### Records from a data source

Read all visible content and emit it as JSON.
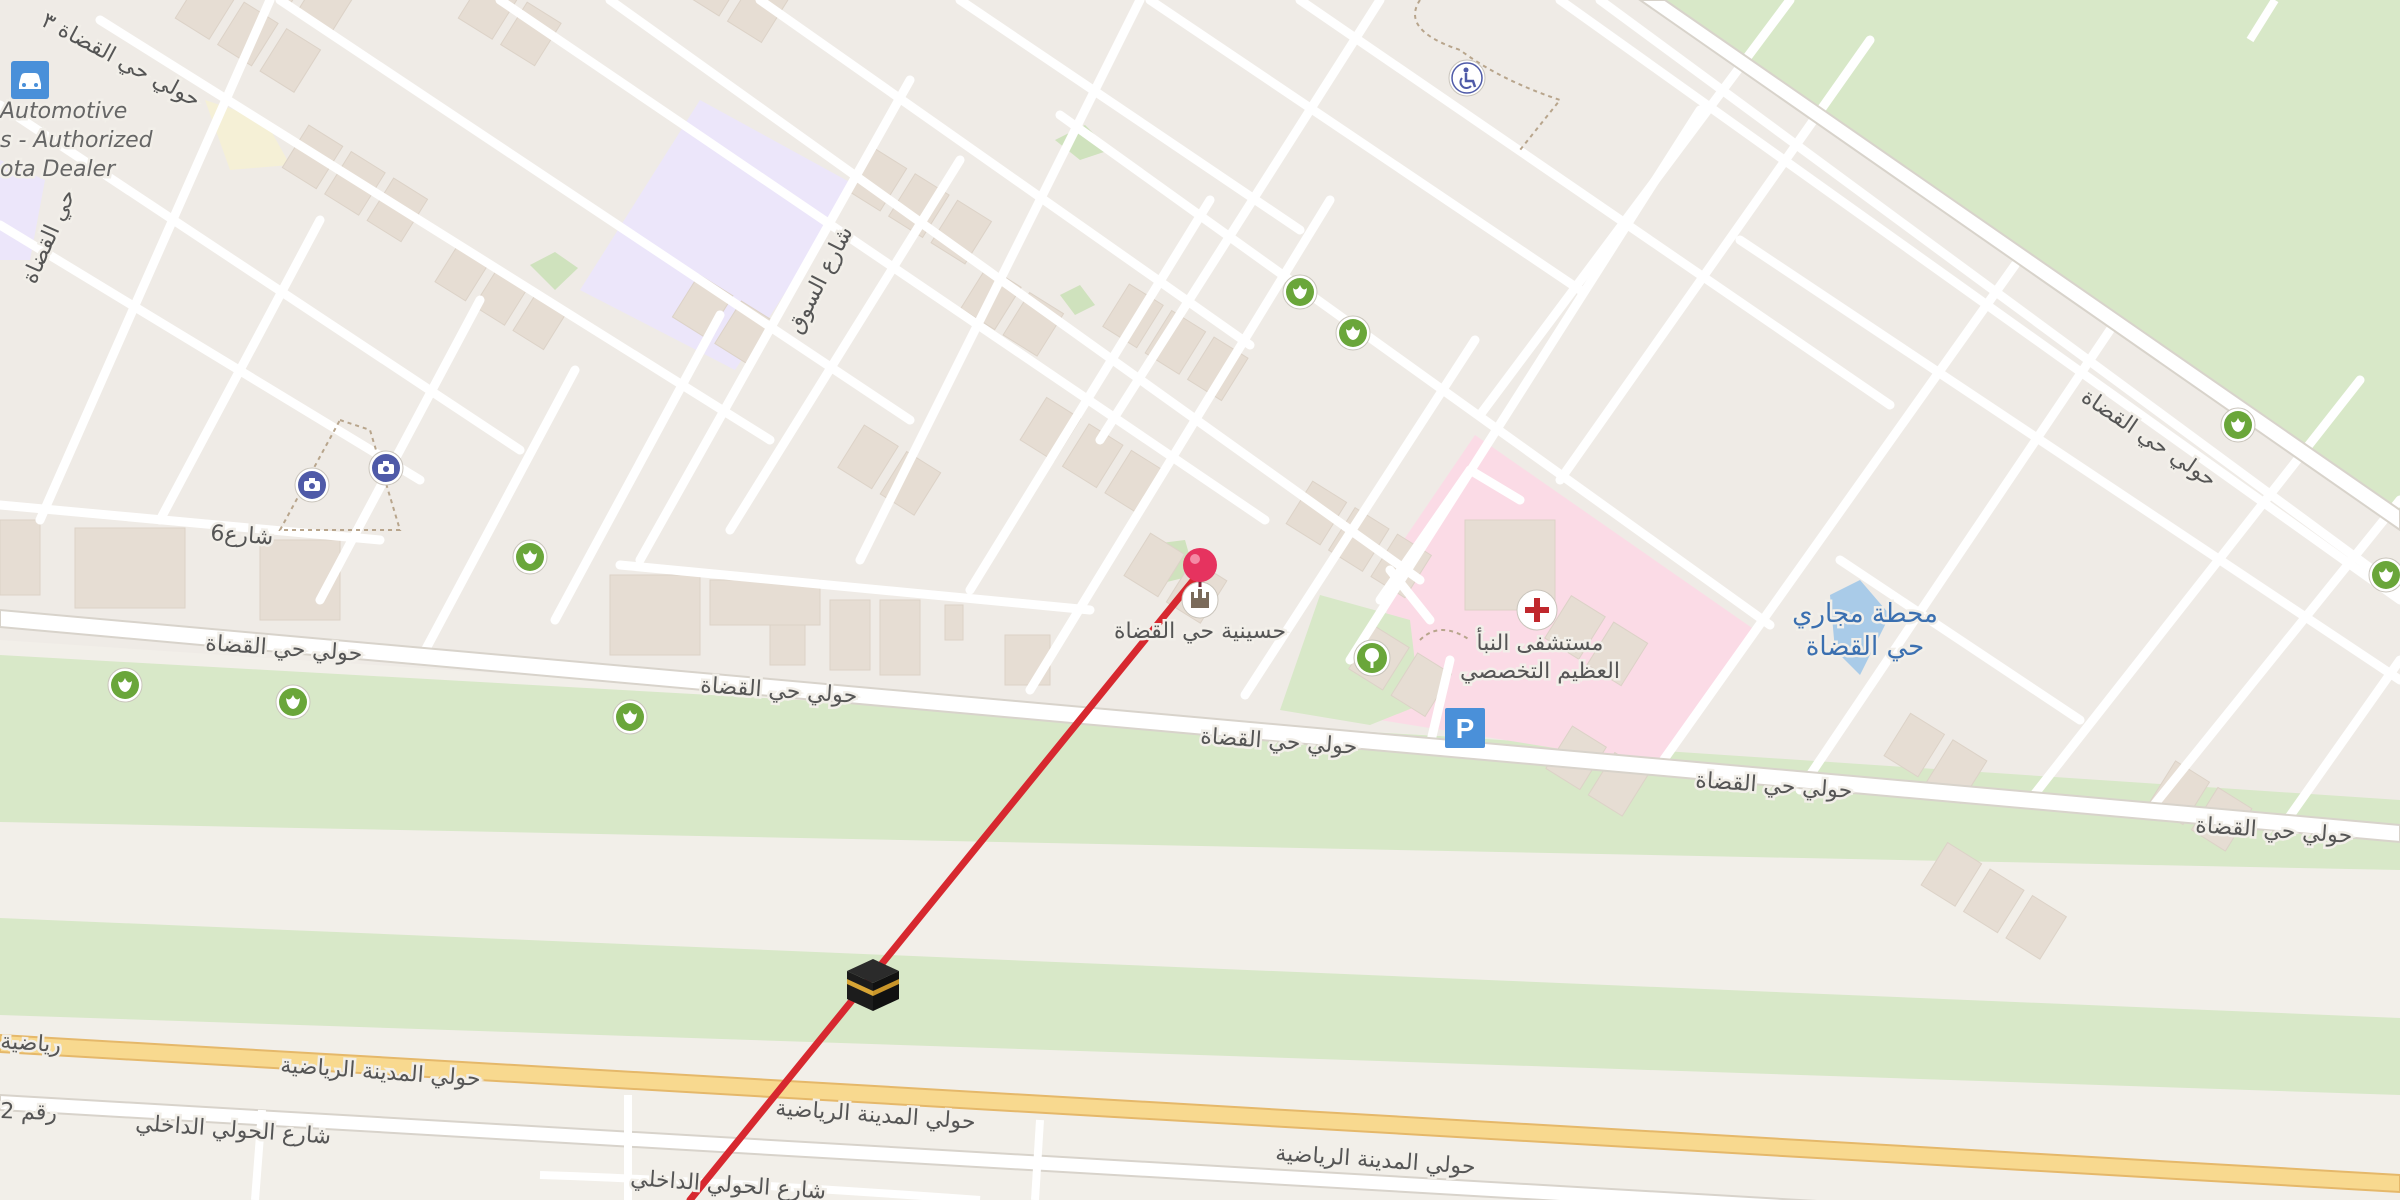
{
  "map": {
    "colors": {
      "background": "#f2efe9",
      "block": "#efeae3",
      "building": "#e6ddd3",
      "road": "#ffffff",
      "green": "#d8e8c8",
      "hospital": "#fbdbe6",
      "school": "#ede8fb",
      "highway": "#f8d98f",
      "route": "#d7282f",
      "pin": "#e6335f",
      "water": "#a9cbe8"
    },
    "labels": {
      "road_qudat_1": "حولي حي القضاة",
      "road_qudat_2": "حولي حي القضاة",
      "road_qudat_3": "حولي حي القضاة",
      "road_qudat_4": "حولي حي القضاة",
      "road_qudat_5": "حولي حي القضاة",
      "road_qudat_ne": "حولي حي القضاة",
      "road_qudat_topleft": "حولي حي القضاة ٣",
      "road_qudat_left": "حي القضاة",
      "road_souq": "شارع السوق",
      "road_six": "شارع6",
      "road_madina_1": "حولي المدينة الرياضية",
      "road_madina_2": "حولي المدينة الرياضية",
      "road_madina_3": "حولي المدينة الرياضية",
      "road_madina_left": "رياضية",
      "road_dakhili_1": "شارع  الحولي الداخلي",
      "road_dakhili_2": "شارع  الحولي الداخلي",
      "road_raqam2": "رقم 2",
      "mosque_label": "حسينية حي القضاة",
      "hospital_line1": "مستشفى النبأ",
      "hospital_line2": "العظيم التخصصي",
      "station_line1": "محطة مجاري",
      "station_line2": "حي القضاة",
      "dealer_line1": "Automotive",
      "dealer_line2": "s - Authorized",
      "dealer_line3": "ota Dealer"
    },
    "icons": {
      "garden": "garden-icon",
      "camera": "camera-icon",
      "car": "car-dealer-icon",
      "wheelchair": "wheelchair-icon",
      "hospital": "hospital-cross-icon",
      "parking": "parking-icon",
      "park": "park-tree-icon",
      "mosque": "mosque-icon",
      "kaaba": "kaaba-icon",
      "pin": "location-pin-icon"
    },
    "parking_glyph": "P"
  }
}
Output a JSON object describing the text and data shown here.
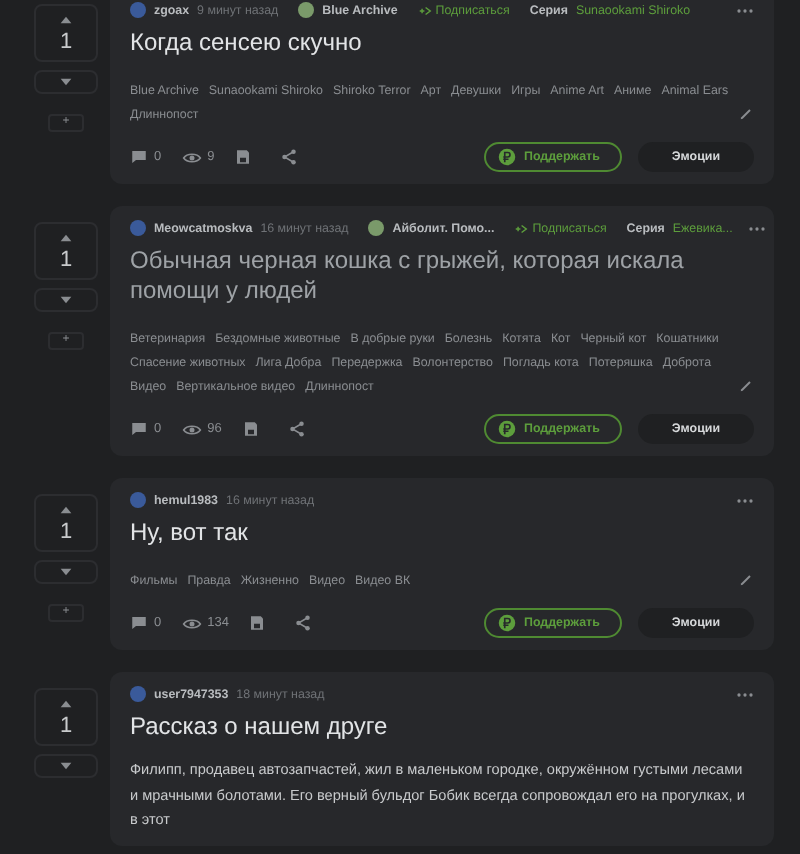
{
  "posts": [
    {
      "rating": "1",
      "extra_glyph": "+",
      "author": "zgoax",
      "time": "9 минут назад",
      "community": "Blue Archive",
      "subscribe": "Подписаться",
      "series_label": "Серия",
      "series": "Sunaookami Shiroko",
      "title": "Когда сенсею скучно",
      "viewed": false,
      "tags": [
        "Blue Archive",
        "Sunaookami Shiroko",
        "Shiroko Terror",
        "Арт",
        "Девушки",
        "Игры",
        "Anime Art",
        "Аниме",
        "Animal Ears",
        "Длиннопост"
      ],
      "comments": "0",
      "views": "9",
      "support": "Поддержать",
      "emotions": "Эмоции"
    },
    {
      "rating": "1",
      "extra_glyph": "+",
      "author": "Meowcatmoskva",
      "time": "16 минут назад",
      "community": "Айболит. Помо...",
      "subscribe": "Подписаться",
      "series_label": "Серия",
      "series": "Ежевика...",
      "title": "Обычная черная кошка с грыжей, которая искала помощи у людей",
      "viewed": true,
      "tags": [
        "Ветеринария",
        "Бездомные животные",
        "В добрые руки",
        "Болезнь",
        "Котята",
        "Кот",
        "Черный кот",
        "Кошатники",
        "Спасение животных",
        "Лига Добра",
        "Передержка",
        "Волонтерство",
        "Погладь кота",
        "Потеряшка",
        "Доброта",
        "Видео",
        "Вертикальное видео",
        "Длиннопост"
      ],
      "comments": "0",
      "views": "96",
      "support": "Поддержать",
      "emotions": "Эмоции"
    },
    {
      "rating": "1",
      "extra_glyph": "+",
      "author": "hemul1983",
      "time": "16 минут назад",
      "title": "Ну, вот так",
      "viewed": false,
      "tags": [
        "Фильмы",
        "Правда",
        "Жизненно",
        "Видео",
        "Видео ВК"
      ],
      "comments": "0",
      "views": "134",
      "support": "Поддержать",
      "emotions": "Эмоции"
    },
    {
      "rating": "1",
      "author": "user7947353",
      "time": "18 минут назад",
      "title": "Рассказ о нашем друге",
      "viewed": false,
      "body": "Филипп, продавец автозапчастей, жил в маленьком городке, окружённом густыми лесами и мрачными болотами. Его верный бульдог Бобик всегда сопровождал его на прогулках, и в этот"
    }
  ]
}
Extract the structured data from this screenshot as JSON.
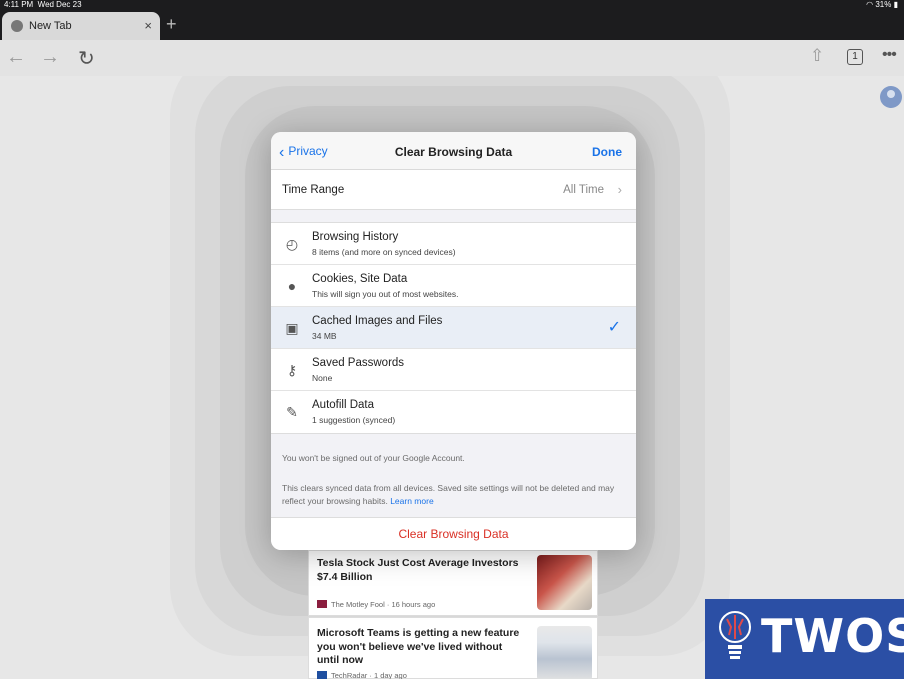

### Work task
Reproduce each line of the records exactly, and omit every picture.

### Answer space
Read all visible content and emit it as JSON.
{
  "map": {
    "colors": {
      "background": "#f2efe9",
      "block": "#efeae3",
      "building": "#e6ddd3",
      "road": "#ffffff",
      "green": "#d8e8c8",
      "hospital": "#fbdbe6",
      "school": "#ede8fb",
      "highway": "#f8d98f",
      "route": "#d7282f",
      "pin": "#e6335f",
      "water": "#a9cbe8"
    },
    "labels": {
      "road_qudat_1": "حولي حي القضاة",
      "road_qudat_2": "حولي حي القضاة",
      "road_qudat_3": "حولي حي القضاة",
      "road_qudat_4": "حولي حي القضاة",
      "road_qudat_5": "حولي حي القضاة",
      "road_qudat_ne": "حولي حي القضاة",
      "road_qudat_topleft": "حولي حي القضاة ٣",
      "road_qudat_left": "حي القضاة",
      "road_souq": "شارع السوق",
      "road_six": "شارع6",
      "road_madina_1": "حولي المدينة الرياضية",
      "road_madina_2": "حولي المدينة الرياضية",
      "road_madina_3": "حولي المدينة الرياضية",
      "road_madina_left": "رياضية",
      "road_dakhili_1": "شارع  الحولي الداخلي",
      "road_dakhili_2": "شارع  الحولي الداخلي",
      "road_raqam2": "رقم 2",
      "mosque_label": "حسينية حي القضاة",
      "hospital_line1": "مستشفى النبأ",
      "hospital_line2": "العظيم التخصصي",
      "station_line1": "محطة مجاري",
      "station_line2": "حي القضاة",
      "dealer_line1": "Automotive",
      "dealer_line2": "s - Authorized",
      "dealer_line3": "ota Dealer"
    },
    "icons": {
      "garden": "garden-icon",
      "camera": "camera-icon",
      "car": "car-dealer-icon",
      "wheelchair": "wheelchair-icon",
      "hospital": "hospital-cross-icon",
      "parking": "parking-icon",
      "park": "park-tree-icon",
      "mosque": "mosque-icon",
      "kaaba": "kaaba-icon",
      "pin": "location-pin-icon"
    },
    "parking_glyph": "P"
  }
}
Output a JSON object describing the text and data shown here.
{
  "posts": [
    {
      "rating": "1",
      "extra_glyph": "+",
      "author": "zgoax",
      "time": "9 минут назад",
      "community": "Blue Archive",
      "subscribe": "Подписаться",
      "series_label": "Серия",
      "series": "Sunaookami Shiroko",
      "title": "Когда сенсею скучно",
      "viewed": false,
      "tags": [
        "Blue Archive",
        "Sunaookami Shiroko",
        "Shiroko Terror",
        "Арт",
        "Девушки",
        "Игры",
        "Anime Art",
        "Аниме",
        "Animal Ears",
        "Длиннопост"
      ],
      "comments": "0",
      "views": "9",
      "support": "Поддержать",
      "emotions": "Эмоции"
    },
    {
      "rating": "1",
      "extra_glyph": "+",
      "author": "Meowcatmoskva",
      "time": "16 минут назад",
      "community": "Айболит. Помо...",
      "subscribe": "Подписаться",
      "series_label": "Серия",
      "series": "Ежевика...",
      "title": "Обычная черная кошка с грыжей, которая искала помощи у людей",
      "viewed": true,
      "tags": [
        "Ветеринария",
        "Бездомные животные",
        "В добрые руки",
        "Болезнь",
        "Котята",
        "Кот",
        "Черный кот",
        "Кошатники",
        "Спасение животных",
        "Лига Добра",
        "Передержка",
        "Волонтерство",
        "Погладь кота",
        "Потеряшка",
        "Доброта",
        "Видео",
        "Вертикальное видео",
        "Длиннопост"
      ],
      "comments": "0",
      "views": "96",
      "support": "Поддержать",
      "emotions": "Эмоции"
    },
    {
      "rating": "1",
      "extra_glyph": "+",
      "author": "hemul1983",
      "time": "16 минут назад",
      "title": "Ну, вот так",
      "viewed": false,
      "tags": [
        "Фильмы",
        "Правда",
        "Жизненно",
        "Видео",
        "Видео ВК"
      ],
      "comments": "0",
      "views": "134",
      "support": "Поддержать",
      "emotions": "Эмоции"
    },
    {
      "rating": "1",
      "author": "user7947353",
      "time": "18 минут назад",
      "title": "Рассказ о нашем друге",
      "viewed": false,
      "body": "Филипп, продавец автозапчастей, жил в маленьком городке, окружённом густыми лесами и мрачными болотами. Его верный бульдог Бобик всегда сопровождал его на прогулках, и в этот"
    }
  ]
}
Extract the structured data from this screenshot as JSON.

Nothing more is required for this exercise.